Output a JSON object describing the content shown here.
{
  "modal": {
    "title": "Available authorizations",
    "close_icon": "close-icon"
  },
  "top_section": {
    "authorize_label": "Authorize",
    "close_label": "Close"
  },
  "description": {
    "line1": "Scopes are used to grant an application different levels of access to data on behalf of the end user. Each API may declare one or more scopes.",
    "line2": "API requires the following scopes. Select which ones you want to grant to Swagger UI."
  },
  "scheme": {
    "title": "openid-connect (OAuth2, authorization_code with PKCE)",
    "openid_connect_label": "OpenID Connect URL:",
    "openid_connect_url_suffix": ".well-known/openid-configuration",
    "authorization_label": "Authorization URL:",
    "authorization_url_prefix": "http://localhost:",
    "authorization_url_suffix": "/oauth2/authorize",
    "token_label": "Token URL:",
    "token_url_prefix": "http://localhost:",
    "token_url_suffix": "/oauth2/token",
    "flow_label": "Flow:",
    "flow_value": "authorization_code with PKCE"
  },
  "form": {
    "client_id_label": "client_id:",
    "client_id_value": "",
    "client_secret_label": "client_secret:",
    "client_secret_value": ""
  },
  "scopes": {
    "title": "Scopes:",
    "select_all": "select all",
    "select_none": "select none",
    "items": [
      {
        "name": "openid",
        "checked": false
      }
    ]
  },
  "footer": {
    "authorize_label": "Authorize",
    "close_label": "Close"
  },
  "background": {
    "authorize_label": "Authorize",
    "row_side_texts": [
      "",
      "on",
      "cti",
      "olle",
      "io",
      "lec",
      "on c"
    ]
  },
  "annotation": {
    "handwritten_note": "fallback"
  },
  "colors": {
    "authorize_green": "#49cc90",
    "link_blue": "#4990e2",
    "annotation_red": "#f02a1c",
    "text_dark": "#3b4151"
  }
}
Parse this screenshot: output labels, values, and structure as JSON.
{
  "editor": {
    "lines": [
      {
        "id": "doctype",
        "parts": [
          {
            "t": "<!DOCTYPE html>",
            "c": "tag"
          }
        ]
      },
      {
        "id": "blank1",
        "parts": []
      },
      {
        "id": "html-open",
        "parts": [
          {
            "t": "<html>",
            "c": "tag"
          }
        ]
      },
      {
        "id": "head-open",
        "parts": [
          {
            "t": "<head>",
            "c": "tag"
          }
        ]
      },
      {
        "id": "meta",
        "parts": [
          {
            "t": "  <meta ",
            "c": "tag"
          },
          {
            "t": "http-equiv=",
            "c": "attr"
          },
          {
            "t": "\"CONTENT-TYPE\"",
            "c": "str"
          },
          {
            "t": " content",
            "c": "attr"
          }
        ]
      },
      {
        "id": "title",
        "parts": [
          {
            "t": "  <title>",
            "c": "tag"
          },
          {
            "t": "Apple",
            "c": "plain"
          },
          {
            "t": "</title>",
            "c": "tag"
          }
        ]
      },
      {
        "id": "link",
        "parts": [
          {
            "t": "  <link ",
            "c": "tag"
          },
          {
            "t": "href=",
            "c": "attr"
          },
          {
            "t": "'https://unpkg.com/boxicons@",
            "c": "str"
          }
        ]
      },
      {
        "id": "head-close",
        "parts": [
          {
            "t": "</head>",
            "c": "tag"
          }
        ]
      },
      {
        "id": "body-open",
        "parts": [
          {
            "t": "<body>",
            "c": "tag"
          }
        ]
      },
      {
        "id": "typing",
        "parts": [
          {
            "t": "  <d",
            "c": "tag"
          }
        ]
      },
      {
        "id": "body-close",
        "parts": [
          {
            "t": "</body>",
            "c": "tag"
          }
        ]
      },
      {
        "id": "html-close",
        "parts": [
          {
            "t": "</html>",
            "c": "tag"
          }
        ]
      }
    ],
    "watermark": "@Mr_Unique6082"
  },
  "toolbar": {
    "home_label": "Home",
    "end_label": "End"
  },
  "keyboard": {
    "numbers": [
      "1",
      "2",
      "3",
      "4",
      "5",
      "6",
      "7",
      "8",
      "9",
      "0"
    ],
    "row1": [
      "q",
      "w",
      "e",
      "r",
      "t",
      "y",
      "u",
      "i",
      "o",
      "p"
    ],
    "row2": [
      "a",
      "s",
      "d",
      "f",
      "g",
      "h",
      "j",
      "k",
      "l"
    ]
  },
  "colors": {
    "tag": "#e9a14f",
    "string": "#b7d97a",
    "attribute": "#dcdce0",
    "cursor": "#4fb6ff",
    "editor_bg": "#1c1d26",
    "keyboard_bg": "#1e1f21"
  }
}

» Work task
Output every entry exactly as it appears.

» Result
Output a JSON object describing the content shown here.
{
  "modal": {
    "title": "Available authorizations",
    "close_icon": "close-icon"
  },
  "top_section": {
    "authorize_label": "Authorize",
    "close_label": "Close"
  },
  "description": {
    "line1": "Scopes are used to grant an application different levels of access to data on behalf of the end user. Each API may declare one or more scopes.",
    "line2": "API requires the following scopes. Select which ones you want to grant to Swagger UI."
  },
  "scheme": {
    "title": "openid-connect (OAuth2, authorization_code with PKCE)",
    "openid_connect_label": "OpenID Connect URL:",
    "openid_connect_url_suffix": ".well-known/openid-configuration",
    "authorization_label": "Authorization URL:",
    "authorization_url_prefix": "http://localhost:",
    "authorization_url_suffix": "/oauth2/authorize",
    "token_label": "Token URL:",
    "token_url_prefix": "http://localhost:",
    "token_url_suffix": "/oauth2/token",
    "flow_label": "Flow:",
    "flow_value": "authorization_code with PKCE"
  },
  "form": {
    "client_id_label": "client_id:",
    "client_id_value": "",
    "client_secret_label": "client_secret:",
    "client_secret_value": ""
  },
  "scopes": {
    "title": "Scopes:",
    "select_all": "select all",
    "select_none": "select none",
    "items": [
      {
        "name": "openid",
        "checked": false
      }
    ]
  },
  "footer": {
    "authorize_label": "Authorize",
    "close_label": "Close"
  },
  "background": {
    "authorize_label": "Authorize",
    "row_side_texts": [
      "",
      "on",
      "cti",
      "olle",
      "io",
      "lec",
      "on c"
    ]
  },
  "annotation": {
    "handwritten_note": "fallback"
  },
  "colors": {
    "authorize_green": "#49cc90",
    "link_blue": "#4990e2",
    "annotation_red": "#f02a1c",
    "text_dark": "#3b4151"
  }
}
Parse this screenshot: output labels, values, and structure as JSON.
{
  "editor": {
    "lines": [
      {
        "id": "doctype",
        "parts": [
          {
            "t": "<!DOCTYPE html>",
            "c": "tag"
          }
        ]
      },
      {
        "id": "blank1",
        "parts": []
      },
      {
        "id": "html-open",
        "parts": [
          {
            "t": "<html>",
            "c": "tag"
          }
        ]
      },
      {
        "id": "head-open",
        "parts": [
          {
            "t": "<head>",
            "c": "tag"
          }
        ]
      },
      {
        "id": "meta",
        "parts": [
          {
            "t": "  <meta ",
            "c": "tag"
          },
          {
            "t": "http-equiv=",
            "c": "attr"
          },
          {
            "t": "\"CONTENT-TYPE\"",
            "c": "str"
          },
          {
            "t": " content",
            "c": "attr"
          }
        ]
      },
      {
        "id": "title",
        "parts": [
          {
            "t": "  <title>",
            "c": "tag"
          },
          {
            "t": "Apple",
            "c": "plain"
          },
          {
            "t": "</title>",
            "c": "tag"
          }
        ]
      },
      {
        "id": "link",
        "parts": [
          {
            "t": "  <link ",
            "c": "tag"
          },
          {
            "t": "href=",
            "c": "attr"
          },
          {
            "t": "'https://unpkg.com/boxicons@",
            "c": "str"
          }
        ]
      },
      {
        "id": "head-close",
        "parts": [
          {
            "t": "</head>",
            "c": "tag"
          }
        ]
      },
      {
        "id": "body-open",
        "parts": [
          {
            "t": "<body>",
            "c": "tag"
          }
        ]
      },
      {
        "id": "typing",
        "parts": [
          {
            "t": "  <d",
            "c": "tag"
          }
        ]
      },
      {
        "id": "body-close",
        "parts": [
          {
            "t": "</body>",
            "c": "tag"
          }
        ]
      },
      {
        "id": "html-close",
        "parts": [
          {
            "t": "</html>",
            "c": "tag"
          }
        ]
      }
    ],
    "watermark": "@Mr_Unique6082"
  },
  "toolbar": {
    "home_label": "Home",
    "end_label": "End"
  },
  "keyboard": {
    "numbers": [
      "1",
      "2",
      "3",
      "4",
      "5",
      "6",
      "7",
      "8",
      "9",
      "0"
    ],
    "row1": [
      "q",
      "w",
      "e",
      "r",
      "t",
      "y",
      "u",
      "i",
      "o",
      "p"
    ],
    "row2": [
      "a",
      "s",
      "d",
      "f",
      "g",
      "h",
      "j",
      "k",
      "l"
    ]
  },
  "colors": {
    "tag": "#e9a14f",
    "string": "#b7d97a",
    "attribute": "#dcdce0",
    "cursor": "#4fb6ff",
    "editor_bg": "#1c1d26",
    "keyboard_bg": "#1e1f21"
  }
}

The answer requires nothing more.